THE PLAN: The team in Argentina is currently building airline-approved transport crates to carry the cougars and overseeing their safety during the transition. They will travel with them 700 miles from Rawson to Buenos Aires and then the majestic creatures will be airlifted another 4,500 miles to safety in the United States, arriving in Miami, Florida. Once reaching Miami, Forest Animal Rescue will pick the animals up and transport them 300 miles north, to their forever home at the sanctuary.
FROM FOREST ANIMAL RESCUE: These cougars were born at the Rawson Zoo in 2002 and have always lived together; they are inseparable. They will continue to share a habitat for the rest of their lives in a peaceful, sanctuary setting.

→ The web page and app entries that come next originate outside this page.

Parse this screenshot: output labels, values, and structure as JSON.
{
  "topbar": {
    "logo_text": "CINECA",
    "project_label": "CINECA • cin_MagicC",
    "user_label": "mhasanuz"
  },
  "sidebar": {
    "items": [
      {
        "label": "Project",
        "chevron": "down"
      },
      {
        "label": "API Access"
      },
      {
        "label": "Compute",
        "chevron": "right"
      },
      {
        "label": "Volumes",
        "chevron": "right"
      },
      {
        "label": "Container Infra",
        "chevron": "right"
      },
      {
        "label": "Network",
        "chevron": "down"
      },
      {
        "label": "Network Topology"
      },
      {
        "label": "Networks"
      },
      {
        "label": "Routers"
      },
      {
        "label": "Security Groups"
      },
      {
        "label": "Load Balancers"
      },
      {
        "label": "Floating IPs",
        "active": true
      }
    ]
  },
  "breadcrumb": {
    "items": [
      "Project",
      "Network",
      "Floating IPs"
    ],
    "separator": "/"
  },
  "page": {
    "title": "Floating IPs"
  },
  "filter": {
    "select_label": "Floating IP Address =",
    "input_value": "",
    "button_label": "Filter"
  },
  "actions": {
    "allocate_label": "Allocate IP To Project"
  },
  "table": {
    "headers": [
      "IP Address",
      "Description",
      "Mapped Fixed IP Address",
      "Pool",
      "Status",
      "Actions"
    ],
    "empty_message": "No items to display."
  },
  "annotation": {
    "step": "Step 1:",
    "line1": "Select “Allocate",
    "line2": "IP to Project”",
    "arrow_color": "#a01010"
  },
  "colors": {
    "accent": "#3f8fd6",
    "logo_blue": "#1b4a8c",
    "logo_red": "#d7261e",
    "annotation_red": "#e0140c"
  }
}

Since Forest Animal Rescue is an accredited non-breeding sanctuary, the new cougars will be surgically sterilized as appropriate during their veterinary exams as they go through quarantine at the sanctuary.
Although the zoo had them at their facility for 15 years, they have never had names! (Watch our news for an upcoming naming contest)

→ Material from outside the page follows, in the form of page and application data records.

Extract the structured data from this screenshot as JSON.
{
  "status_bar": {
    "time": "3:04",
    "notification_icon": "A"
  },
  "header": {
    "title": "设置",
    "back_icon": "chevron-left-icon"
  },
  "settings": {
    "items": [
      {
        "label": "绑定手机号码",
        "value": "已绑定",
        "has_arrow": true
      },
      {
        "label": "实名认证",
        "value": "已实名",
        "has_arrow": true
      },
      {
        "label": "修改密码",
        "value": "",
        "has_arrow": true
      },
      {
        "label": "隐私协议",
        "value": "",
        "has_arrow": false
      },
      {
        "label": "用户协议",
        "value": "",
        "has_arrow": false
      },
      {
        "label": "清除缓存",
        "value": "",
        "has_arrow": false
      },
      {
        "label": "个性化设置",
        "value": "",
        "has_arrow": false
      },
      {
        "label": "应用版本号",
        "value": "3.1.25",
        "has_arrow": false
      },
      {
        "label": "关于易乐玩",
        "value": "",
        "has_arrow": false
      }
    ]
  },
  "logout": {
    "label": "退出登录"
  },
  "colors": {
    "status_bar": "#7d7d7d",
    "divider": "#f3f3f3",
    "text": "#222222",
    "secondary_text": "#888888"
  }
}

SUMMARY: Amidst the heartache of knowing that there are animals still suffering such horrible treatment in captivity, there is a light at the end of the tunnel. People are beginning to force change.

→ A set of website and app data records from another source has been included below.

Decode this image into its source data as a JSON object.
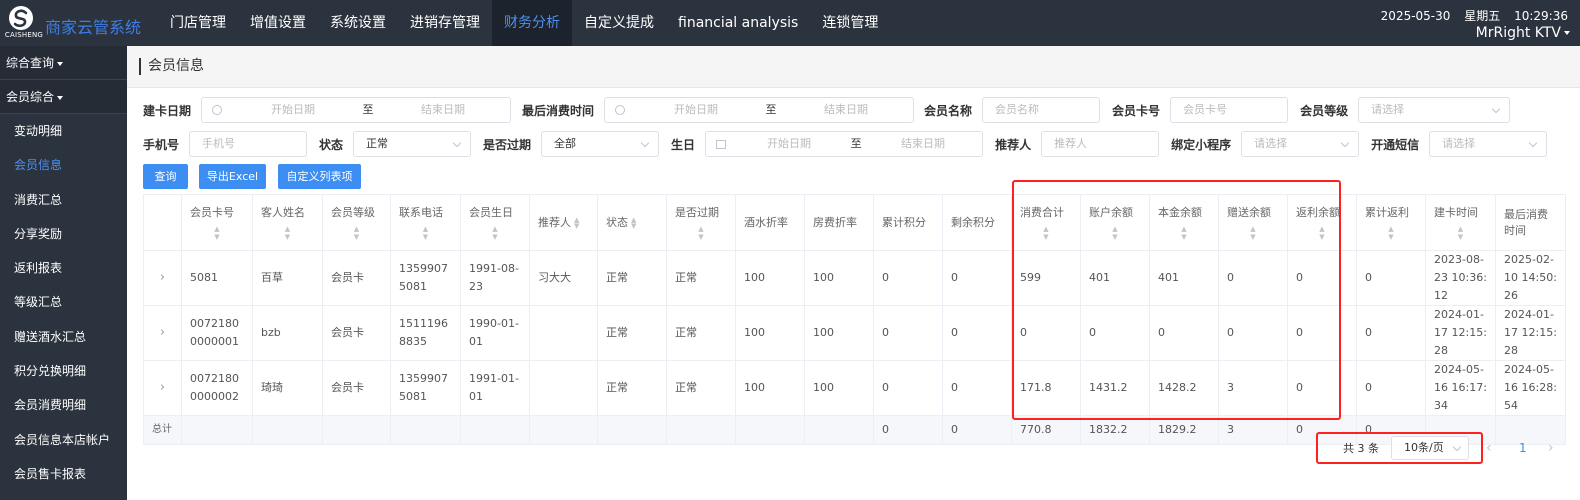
{
  "app": {
    "logo_text": "CAISHENG",
    "brand": "商家云管系统",
    "nav": [
      "门店管理",
      "增值设置",
      "系统设置",
      "进销存管理",
      "财务分析",
      "自定义提成",
      "financial analysis",
      "连锁管理"
    ],
    "active_nav": "财务分析",
    "date": "2025-05-30",
    "weekday": "星期五",
    "time": "10:29:36",
    "store": "MrRight KTV"
  },
  "sidebar": {
    "groups": [
      "综合查询",
      "会员综合"
    ],
    "items": [
      "变动明细",
      "会员信息",
      "消费汇总",
      "分享奖励",
      "返利报表",
      "等级汇总",
      "赠送酒水汇总",
      "积分兑换明细",
      "会员消费明细",
      "会员信息本店帐户",
      "会员售卡报表"
    ],
    "active_item": "会员信息"
  },
  "page": {
    "title": "会员信息"
  },
  "filters": {
    "card_date": {
      "label": "建卡日期",
      "start": "开始日期",
      "sep": "至",
      "end": "结束日期"
    },
    "last_consume": {
      "label": "最后消费时间",
      "start": "开始日期",
      "sep": "至",
      "end": "结束日期"
    },
    "member_name": {
      "label": "会员名称",
      "placeholder": "会员名称"
    },
    "card_no": {
      "label": "会员卡号",
      "placeholder": "会员卡号"
    },
    "level": {
      "label": "会员等级",
      "placeholder": "请选择"
    },
    "phone": {
      "label": "手机号",
      "placeholder": "手机号"
    },
    "status": {
      "label": "状态",
      "value": "正常"
    },
    "expired": {
      "label": "是否过期",
      "value": "全部"
    },
    "birthday": {
      "label": "生日",
      "start": "开始日期",
      "sep": "至",
      "end": "结束日期"
    },
    "referrer": {
      "label": "推荐人",
      "placeholder": "推荐人"
    },
    "miniprogram": {
      "label": "绑定小程序",
      "placeholder": "请选择"
    },
    "sms": {
      "label": "开通短信",
      "placeholder": "请选择"
    }
  },
  "buttons": {
    "query": "查询",
    "export": "导出Excel",
    "custom_cols": "自定义列表项"
  },
  "table": {
    "headers": [
      "会员卡号",
      "客人姓名",
      "会员等级",
      "联系电话",
      "会员生日",
      "推荐人",
      "状态",
      "是否过期",
      "酒水折率",
      "房费折率",
      "累计积分",
      "剩余积分",
      "消费合计",
      "账户余额",
      "本金余额",
      "赠送余额",
      "返利余额",
      "累计返利",
      "建卡时间",
      "最后消费时间"
    ],
    "rows": [
      [
        "5081",
        "百草",
        "会员卡",
        "13599075081",
        "1991-08-23",
        "习大大",
        "正常",
        "正常",
        "100",
        "100",
        "0",
        "0",
        "599",
        "401",
        "401",
        "0",
        "0",
        "0",
        "2023-08-23 10:36:12",
        "2025-02-10 14:50:26"
      ],
      [
        "00721800000001",
        "bzb",
        "会员卡",
        "15111968835",
        "1990-01-01",
        "",
        "正常",
        "正常",
        "100",
        "100",
        "0",
        "0",
        "0",
        "0",
        "0",
        "0",
        "0",
        "0",
        "2024-01-17 12:15:28",
        "2024-01-17 12:15:28"
      ],
      [
        "00721800000002",
        "琦琦",
        "会员卡",
        "13599075081",
        "1991-01-01",
        "",
        "正常",
        "正常",
        "100",
        "100",
        "0",
        "0",
        "171.8",
        "1431.2",
        "1428.2",
        "3",
        "0",
        "0",
        "2024-05-16 16:17:34",
        "2024-05-16 16:28:54"
      ]
    ],
    "total": {
      "label": "总计",
      "values": [
        "",
        "",
        "",
        "",
        "",
        "",
        "",
        "",
        "",
        "",
        "0",
        "0",
        "770.8",
        "1832.2",
        "1829.2",
        "3",
        "0",
        "0",
        "",
        ""
      ]
    }
  },
  "pagination": {
    "total_text": "共 3 条",
    "page_size": "10条/页",
    "page": "1"
  }
}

We felt an obligation to step up and provide sanctuary for these cougars in order to save their lives.
Right now, we’re busy making arrangements and preparations to bring them to the Sanctuary. Please stay tuned, though, as we’ll be posting more information very soon.
Obviously, this is an increased expense, having two more animals to feed and provide with veterinary care.
Will you step up for them, too?
You can help us rescue these two cougars by donating at https://www.givinggrid.com/FARcougars/
Gifts may also be mailed to:
Forest Animal Rescue, 640, NE 170th Ct., Silver Springs, FL 34488
Forest Animal Sanctuary (FAR) is a 501c3 non-profit, no-kill wild animal sanctuary in Silver Springs, FL. FAR is dedicated to lifelong care for abused, neglected or abandoned in captivity wild animals that cannot be released – and the rehabilitation and release of wild black bears.
We do not buy, sell or exploit the animals in our care. FAR relies entirely on private donations and does not receive government grants. FAR is fully licensed by state and Federal authorities, accredited by the American Sanctuary Association (http://www.asaanimalsanctuaries.org/) and recognized as one the “Best tiger sanctuaries in the U.S.” by Tigers in America (http://www.tigersinamerica.org/sanctuary.htm). Combining spacious, natural habitats with a peaceful sanctuary setting allows the animals to heal both emotionally and physically from the mistreatment they have endured at the hands of humans in their former lives. Since the sanctuary is dedicated to the comfort of the animals and is not a zoo for people, only up to twelve visitors are allowed each month; six people at a time during guided tours, twice monthly.
Any donations in excess of a year’s care will go toward the expense of providing for all residents of the sanctuary.
Visit our website at http://ForestAnimalRescue.org for more information or to schedule a tour.
Contact: Lisa Stoner, lisa@ForestAnimalRescue.org, (352) 625-7377
Forest Animal Rescue